The Wirecard fiasco shows why short-sellers and hedge funds are important players in keeping companies honest when regulators don't. "They perform an important though rarely acknowledged function in rooting out corporate malfeasance through countless hours of detective work, often at great expense," Bloomberg Opinion columnist Chris Bryant writes.
Wall Street Journal
Blackstone Group, which has long relied on “plucking junior investment bankers already trained in spreadsheet and PowerPoint wizardry from firms such as Goldman Sachs and Morgan Stanley,” is planning to ditch that approach in favor of greater on-campus recruiting. “Under the new model, Blackstone will still recruit from banks but will do so on an as-needed basis and only after candidates have some experience.”

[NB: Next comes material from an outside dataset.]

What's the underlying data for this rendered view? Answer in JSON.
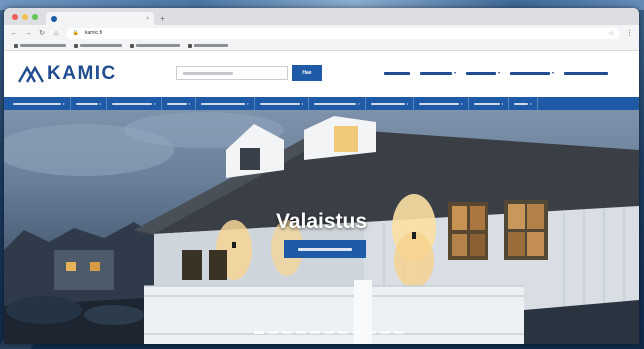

Colleges are already Blackstone’s “main source of talent,” but the asset manager now wants “to bring in more candidates directly from schools, including historically black colleges and universities and women’s colleges. Blackstone, which has been working for years to extend its campus reach, says it will directly recruit from 44 schools this academic year. That is up from just nine in 2015.”
The Federal Reserve will release Thursday afternoon “an unprecedented amount of data and commentary on America’s top banks, with potentially far-reaching consequences for the institutions and their shareholders. Its trio of announcements includes the annual stress tests showing how the top 34 banks would fare in a hypothetical crash, and another exercise examining whether the top 18 should be allowed to execute their dividend plans.”
New York Times
“Rising seas and climate change are transforming a fixture of American homeownership that dates back generations: the classic 30-year mortgage,” the Times reports. “Home buyers are increasingly using mortgages that make it easier for them to stop making their monthly payments and walk away from the loan if the home floods or becomes unsellable or unlivable. More banks are getting buyers in coastal areas to make bigger down payments — often as much as 40% of the purchase price, up from the traditional 20% — a sign that lenders have awakened to climate dangers and want to put less of their own money at risk.”
“And in one of the clearest signs that banks are worried about global warming, they are increasingly getting these mortgages off their own books by selling them to government-backed buyers like Fannie Mae, where taxpayers would be on the hook financially if any of the loans fail.”
“Conventional mortgages have survived many financial crises, but they may not survive the climate crisis. This trend also reflects a systematic financial risk for banks and the U.S. taxpayers who ultimately foot the bill.” — Jesse Keenan, an associate professor at Tulane University, discussing the recent trend among some banks to avoid making loans on coastal property.